  6. I flew out of Tocumen last Wednesday, and security absolutely scrutinized my passport. The lady had a problem with it and started grilling me in Spanish. I'm not even close to fluent, so fished my e-cedula out of my wallet. That fixed everything instantly. In hindsight, she clearly was troubled that my last entry into Panama was far more than 180 days ago.
  7. I believe it was well known to Panamanian authorities that the tourist loophole was being used. Suddenly eliminating it has caught some people unaware, and for the Walkers it is catastrophic. Yes, yes, coulda woulda shoulda, but with some advance they wouldn't have been stranded with no way to get back to their property and the monkeys under their care. I feel so badly for them. I'm on a trip to the US at present, so I didn't find out about this until last night. Panama has every right to enforce its immigration laws, but the sudden new enforcement rules (which are still unclear) have put some very good people in one hell of a bind.
  8. If this is happening to Venezuelans today, is there any assurance that it won't ever apply to other nationalities in the future? Probably not. This is a significant news story.
  9. It seems that Panama is trying to stop the border runs for Venezuelans who have come into the country using a tourist visa and taking local jobs. I doubt the objection is to "perpetual tourists ." It's about trying to protect jobs for Panamanians. Just my guess...
  10. Biodegradable plastic bags are the obvious solution. 120 days is nothing. Many leaves don't decompose that fast. Paper sacks sure don't.
  11. Well that blows my speculation about everyone feeling it. In Palo Alto, it felt (and somewhat sounded) like a large explosion had occurred a mile or two away. Admittedly, the sound could have been entirely within my home. The aftershock seemed a bit longer in duration, but was silent.

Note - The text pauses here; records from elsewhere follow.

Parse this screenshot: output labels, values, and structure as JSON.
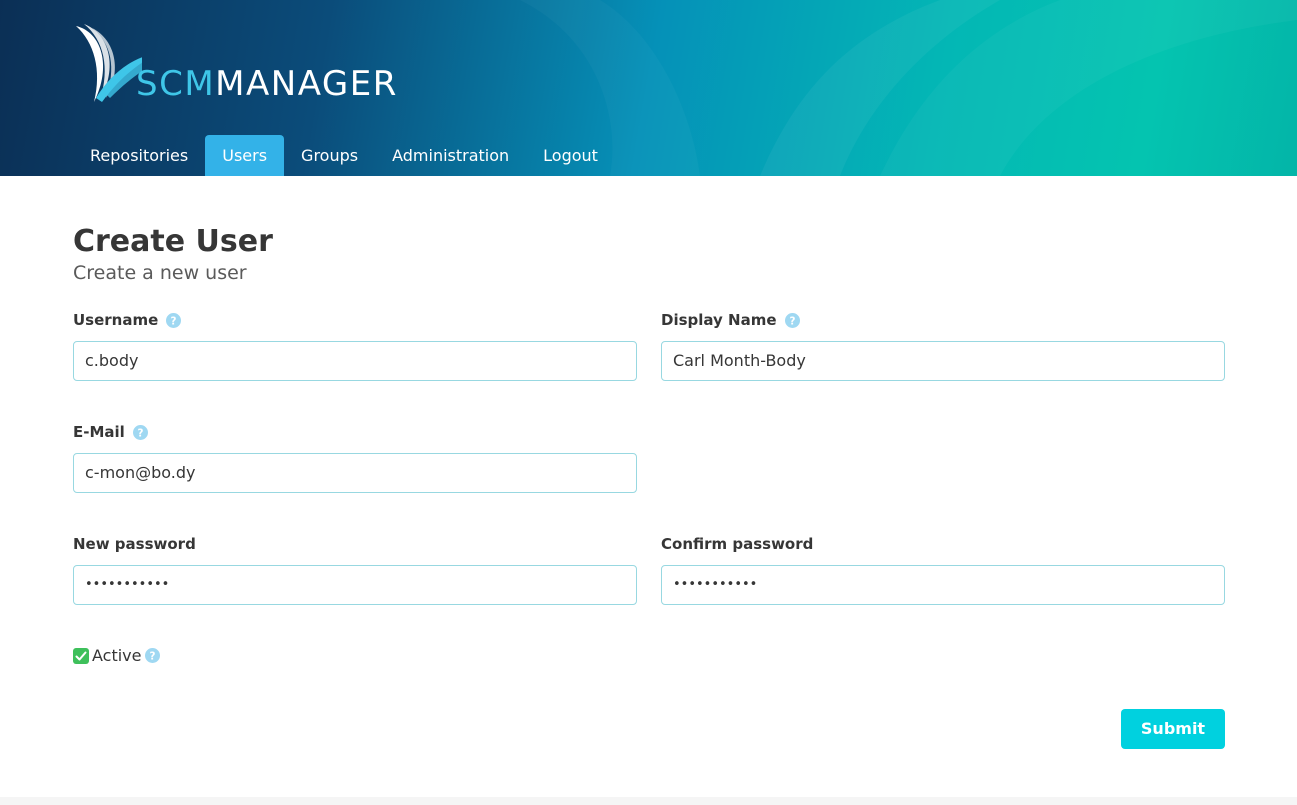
{
  "brand": {
    "prefix": "SCM",
    "suffix": "MANAGER"
  },
  "nav": {
    "items": [
      {
        "label": "Repositories",
        "active": false
      },
      {
        "label": "Users",
        "active": true
      },
      {
        "label": "Groups",
        "active": false
      },
      {
        "label": "Administration",
        "active": false
      },
      {
        "label": "Logout",
        "active": false
      }
    ]
  },
  "page": {
    "title": "Create User",
    "subtitle": "Create a new user"
  },
  "form": {
    "username": {
      "label": "Username",
      "value": "c.body"
    },
    "display_name": {
      "label": "Display Name",
      "value": "Carl Month-Body"
    },
    "email": {
      "label": "E-Mail",
      "value": "c-mon@bo.dy"
    },
    "new_password": {
      "label": "New password",
      "value": "•••••••••••"
    },
    "confirm_password": {
      "label": "Confirm password",
      "value": "•••••••••••"
    },
    "active": {
      "label": "Active",
      "checked": true
    },
    "submit_label": "Submit"
  },
  "colors": {
    "accent": "#33b2e8",
    "submit": "#00d1df",
    "checkbox": "#3ec05b",
    "input_border": "#98d8e1"
  }
}
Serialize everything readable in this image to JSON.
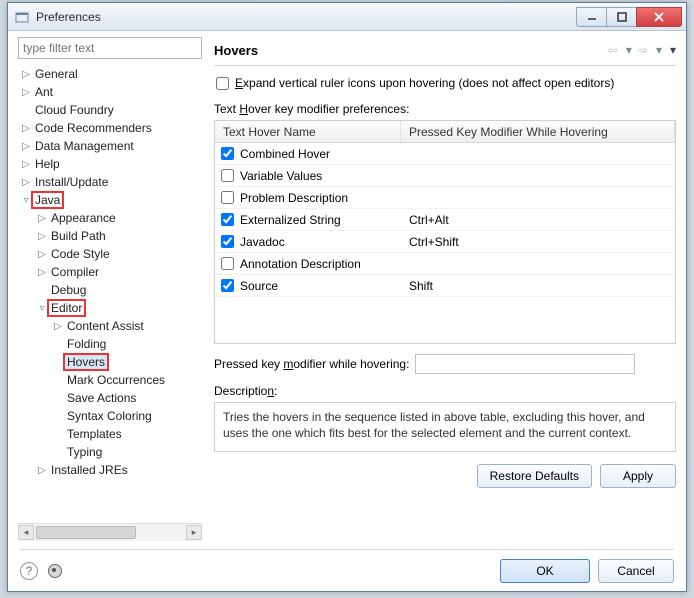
{
  "window": {
    "title": "Preferences"
  },
  "filter": {
    "placeholder": "type filter text"
  },
  "right": {
    "title": "Hovers",
    "expandCheckbox": {
      "prefix": "",
      "underlined": "E",
      "rest": "xpand vertical ruler icons upon hovering (does not affect open editors)",
      "checked": false
    },
    "tableCaption": {
      "prefix": "Text ",
      "underlined": "H",
      "rest": "over key modifier preferences:"
    },
    "table": {
      "col1": "Text Hover Name",
      "col2": "Pressed Key Modifier While Hovering",
      "rows": [
        {
          "name": "Combined Hover",
          "mod": "",
          "checked": true
        },
        {
          "name": "Variable Values",
          "mod": "",
          "checked": false
        },
        {
          "name": "Problem Description",
          "mod": "",
          "checked": false
        },
        {
          "name": "Externalized String",
          "mod": "Ctrl+Alt",
          "checked": true
        },
        {
          "name": "Javadoc",
          "mod": "Ctrl+Shift",
          "checked": true
        },
        {
          "name": "Annotation Description",
          "mod": "",
          "checked": false
        },
        {
          "name": "Source",
          "mod": "Shift",
          "checked": true
        }
      ]
    },
    "pressedField": {
      "label": "Pressed key modifier while hovering:",
      "underlined": "modifier",
      "value": ""
    },
    "descriptionLabel": {
      "prefix": "Descriptio",
      "underlined": "n",
      "rest": ":"
    },
    "description": "Tries the hovers in the sequence listed in above table, excluding this hover, and uses the one which fits best for the selected element and the current context.",
    "buttons": {
      "restore": "Restore Defaults",
      "apply": "Apply"
    }
  },
  "bottom": {
    "ok": "OK",
    "cancel": "Cancel"
  },
  "tree": [
    {
      "indent": 0,
      "tw": "▷",
      "label": "General"
    },
    {
      "indent": 0,
      "tw": "▷",
      "label": "Ant"
    },
    {
      "indent": 0,
      "tw": "",
      "label": "Cloud Foundry"
    },
    {
      "indent": 0,
      "tw": "▷",
      "label": "Code Recommenders"
    },
    {
      "indent": 0,
      "tw": "▷",
      "label": "Data Management"
    },
    {
      "indent": 0,
      "tw": "▷",
      "label": "Help"
    },
    {
      "indent": 0,
      "tw": "▷",
      "label": "Install/Update"
    },
    {
      "indent": 0,
      "tw": "▿",
      "label": "Java",
      "hl": true
    },
    {
      "indent": 1,
      "tw": "▷",
      "label": "Appearance"
    },
    {
      "indent": 1,
      "tw": "▷",
      "label": "Build Path"
    },
    {
      "indent": 1,
      "tw": "▷",
      "label": "Code Style"
    },
    {
      "indent": 1,
      "tw": "▷",
      "label": "Compiler"
    },
    {
      "indent": 1,
      "tw": "",
      "label": "Debug"
    },
    {
      "indent": 1,
      "tw": "▿",
      "label": "Editor",
      "hl": true
    },
    {
      "indent": 2,
      "tw": "▷",
      "label": "Content Assist"
    },
    {
      "indent": 2,
      "tw": "",
      "label": "Folding"
    },
    {
      "indent": 2,
      "tw": "",
      "label": "Hovers",
      "hl": true,
      "sel": true
    },
    {
      "indent": 2,
      "tw": "",
      "label": "Mark Occurrences"
    },
    {
      "indent": 2,
      "tw": "",
      "label": "Save Actions"
    },
    {
      "indent": 2,
      "tw": "",
      "label": "Syntax Coloring"
    },
    {
      "indent": 2,
      "tw": "",
      "label": "Templates"
    },
    {
      "indent": 2,
      "tw": "",
      "label": "Typing"
    },
    {
      "indent": 1,
      "tw": "▷",
      "label": "Installed JREs"
    }
  ]
}
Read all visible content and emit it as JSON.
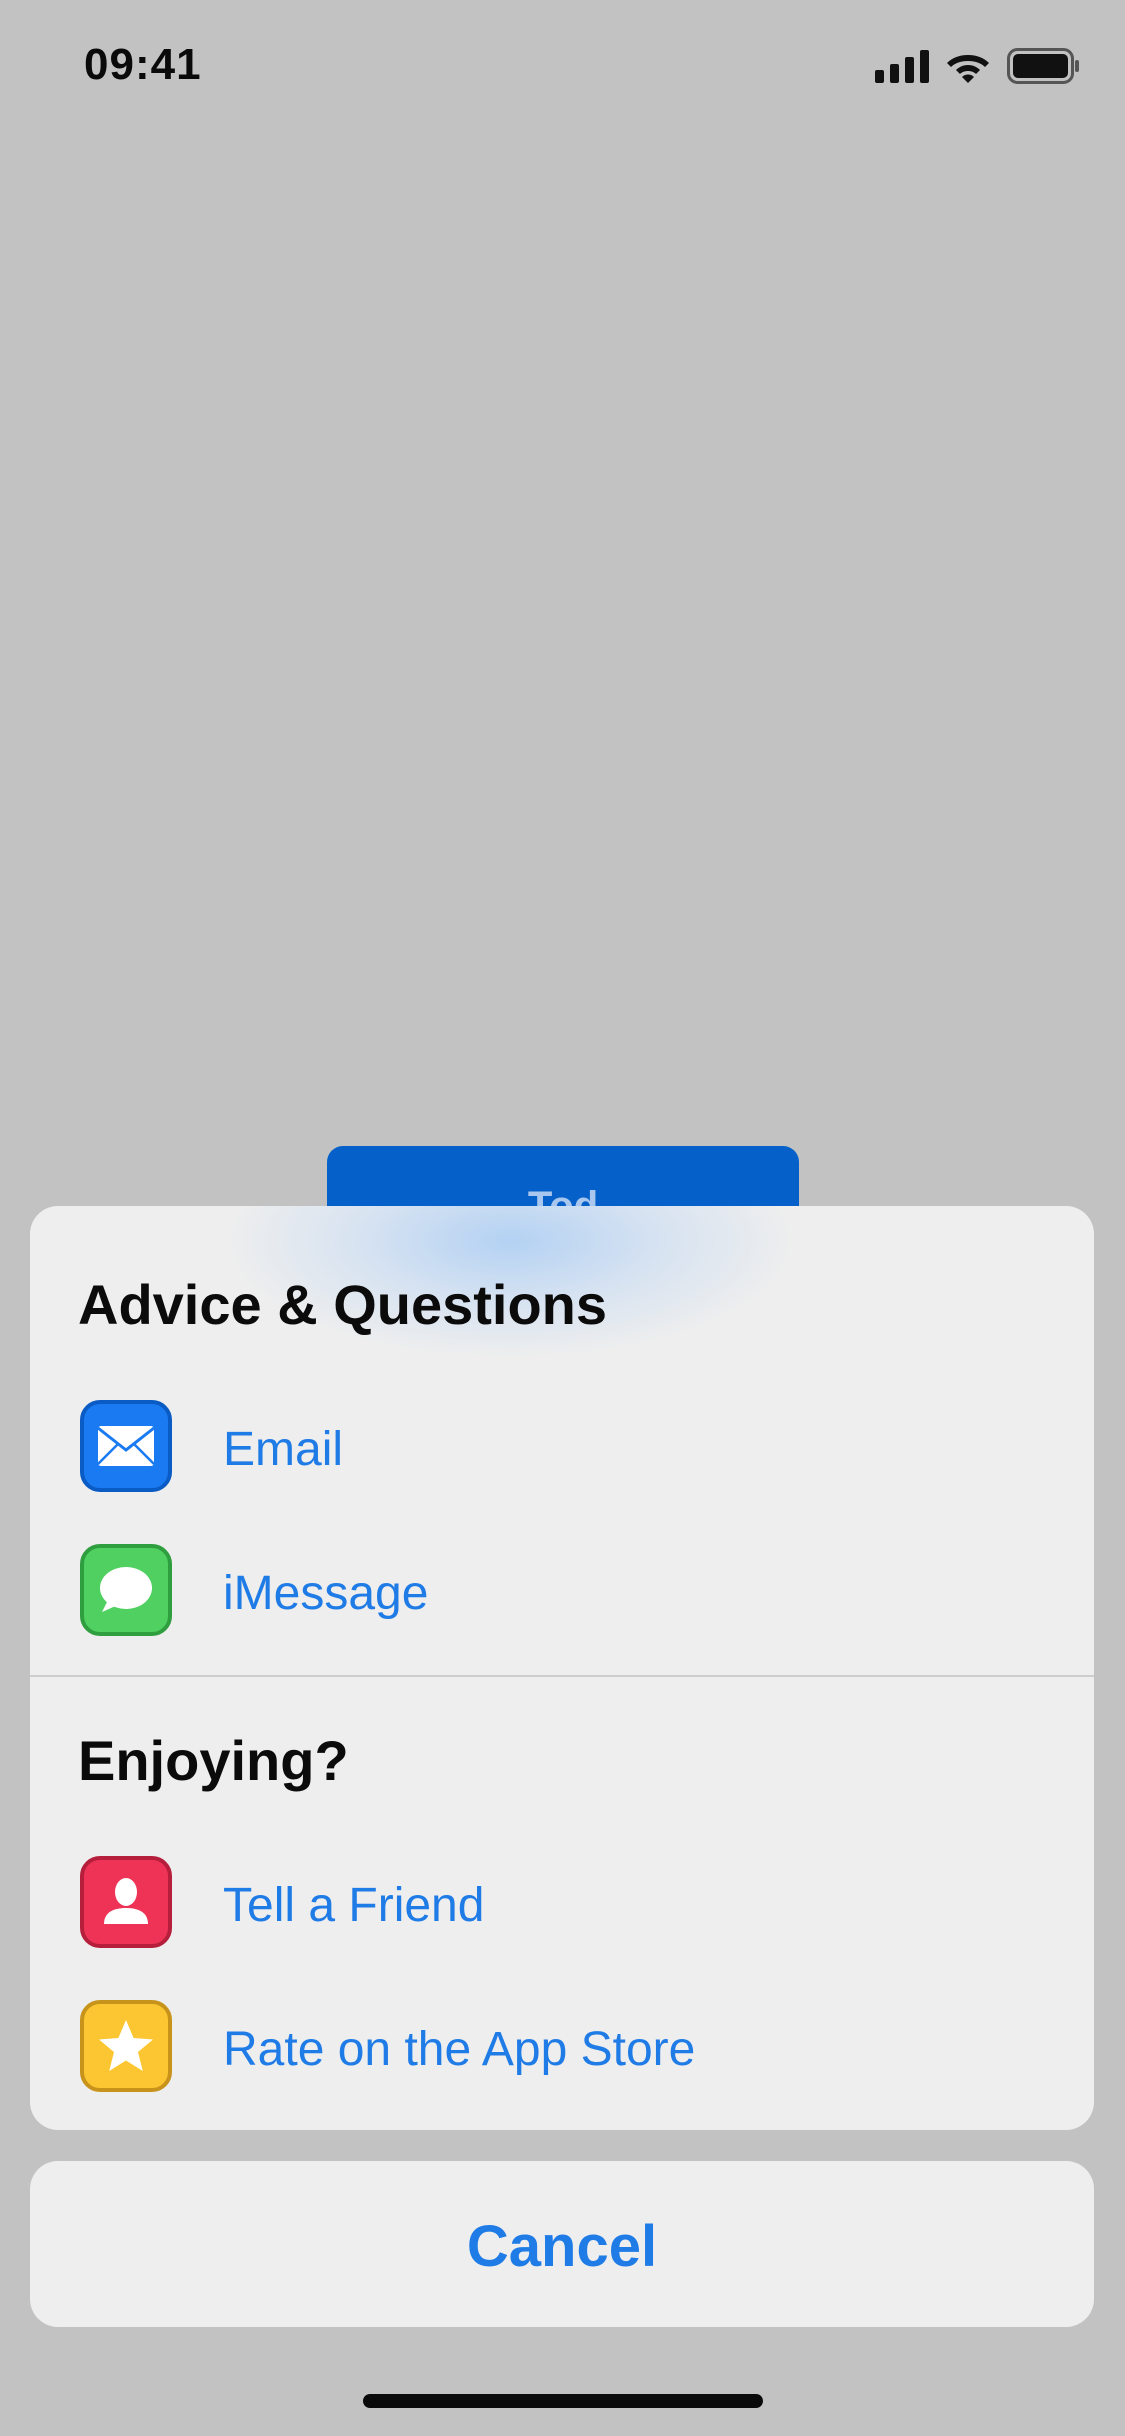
{
  "status_bar": {
    "time": "09:41"
  },
  "background": {
    "button_label": "Tod"
  },
  "sheet": {
    "sections": [
      {
        "title": "Advice & Questions",
        "items": [
          {
            "label": "Email",
            "icon": "envelope-icon"
          },
          {
            "label": "iMessage",
            "icon": "speech-bubble-icon"
          }
        ]
      },
      {
        "title": "Enjoying?",
        "items": [
          {
            "label": "Tell a Friend",
            "icon": "person-icon"
          },
          {
            "label": "Rate on the App Store",
            "icon": "star-icon"
          }
        ]
      }
    ]
  },
  "cancel": {
    "label": "Cancel"
  },
  "colors": {
    "accent": "#1f7be6",
    "sheet_bg": "#eeeeee",
    "page_bg": "#c2c2c2"
  }
}
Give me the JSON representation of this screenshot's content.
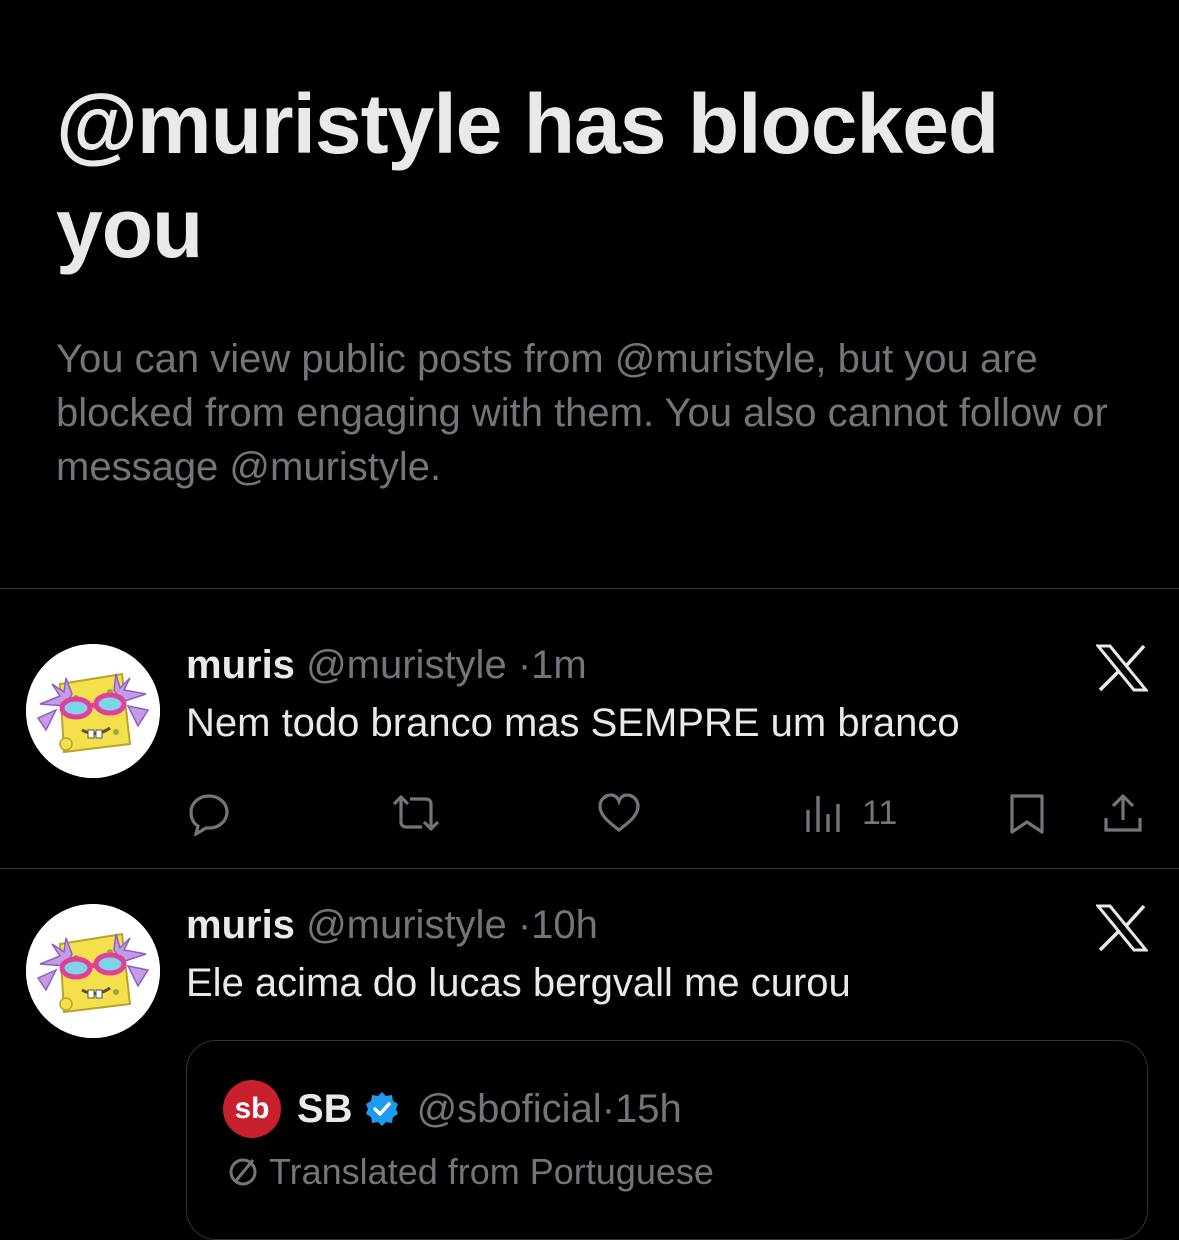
{
  "blocked_notice": {
    "title": "@muristyle has blocked you",
    "description": "You can view public posts from @muristyle, but you are blocked from engaging with them. You also cannot follow or message @muristyle."
  },
  "posts": [
    {
      "name": "muris",
      "handle": "@muristyle",
      "separator": "·",
      "time": "1m",
      "text": "Nem todo branco mas SEMPRE um branco",
      "views": "11"
    },
    {
      "name": "muris",
      "handle": "@muristyle",
      "separator": "·",
      "time": "10h",
      "text": "Ele acima do lucas bergvall me curou",
      "quote": {
        "logo_text": "sb",
        "name": "SB",
        "handle": "@sboficial",
        "separator": "·",
        "time": "15h",
        "translated_label": "Translated from Portuguese"
      }
    }
  ],
  "icons": {
    "reply": "reply-icon",
    "repost": "repost-icon",
    "like": "like-icon",
    "views": "views-icon",
    "bookmark": "bookmark-icon",
    "share": "share-icon",
    "x_logo": "x-logo-icon",
    "verified": "verified-badge-icon",
    "translate": "translate-icon"
  },
  "colors": {
    "background": "#000000",
    "text_primary": "#e7e9ea",
    "text_secondary": "#71767b",
    "divider": "#2f3336",
    "verified_blue": "#1d9bf0",
    "sb_red": "#c8202f"
  }
}
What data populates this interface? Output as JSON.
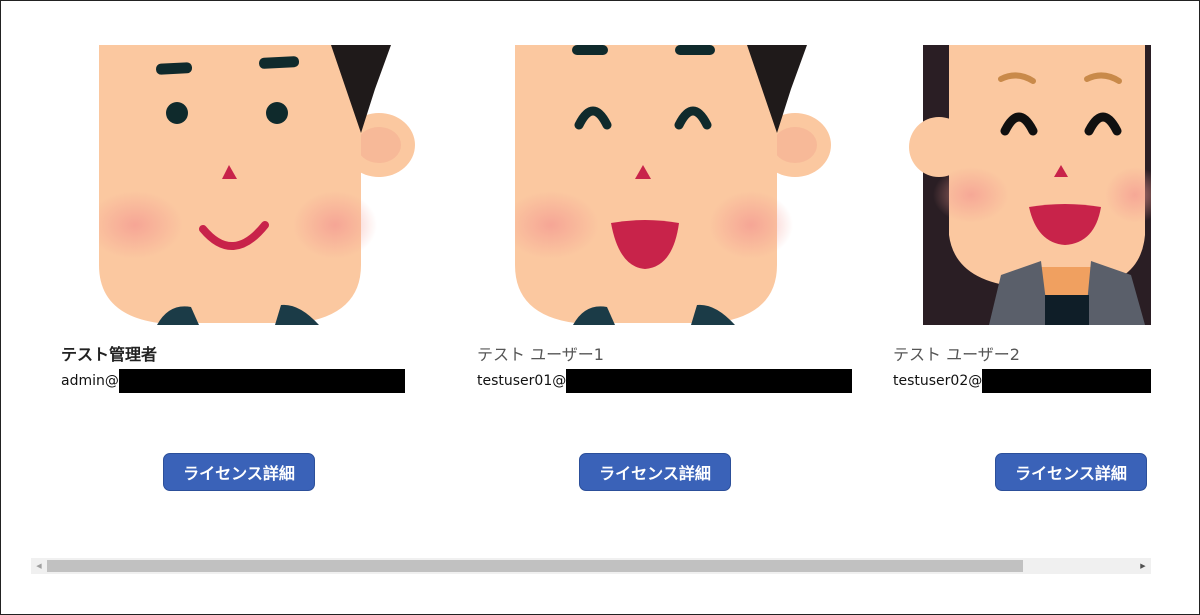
{
  "users": [
    {
      "name": "テスト管理者",
      "email_prefix": "admin@",
      "button_label": "ライセンス詳細",
      "avatar_icon": "smiling-man-avatar-icon"
    },
    {
      "name": "テスト ユーザー1",
      "email_prefix": "testuser01@",
      "button_label": "ライセンス詳細",
      "avatar_icon": "laughing-man-avatar-icon"
    },
    {
      "name": "テスト ユーザー2",
      "email_prefix": "testuser02@",
      "button_label": "ライセンス詳細",
      "avatar_icon": "laughing-woman-avatar-icon"
    }
  ],
  "scrollbar": {
    "left_arrow": "◀",
    "right_arrow": "▶",
    "position_fraction": 0.88
  },
  "colors": {
    "button": "#3a62b8",
    "skin": "#fbc8a0",
    "cheek": "#f49a92",
    "hair": "#1f1a1a",
    "mouth": "#c8234a",
    "redaction": "#000000"
  }
}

  12. Well, the location and very shallow depth certainly explains why everyone around Boquete felt the quakes... Great info, Keith.
  13. Even more fun is that the incident actually occurred on February 10. http://www.newsroompanama.com/news/panama/teller-killed-guard-injured-bank-robbery
  14. The sales agent at Boquete Canyon Village told me that the construction at the Caldera highway intersection is a new grocery store. She didn't give a store name.
  15. A mugging is one thing. It's a violent robbery. This incident is different because the strangulation shows a definite intention to kill. The violence here is far beyond what was necessary to obtain whatever valuables she might have had with her. Someone there is willing to kill a perfect stranger for fun. I don't think there is any other conclusion we can draw.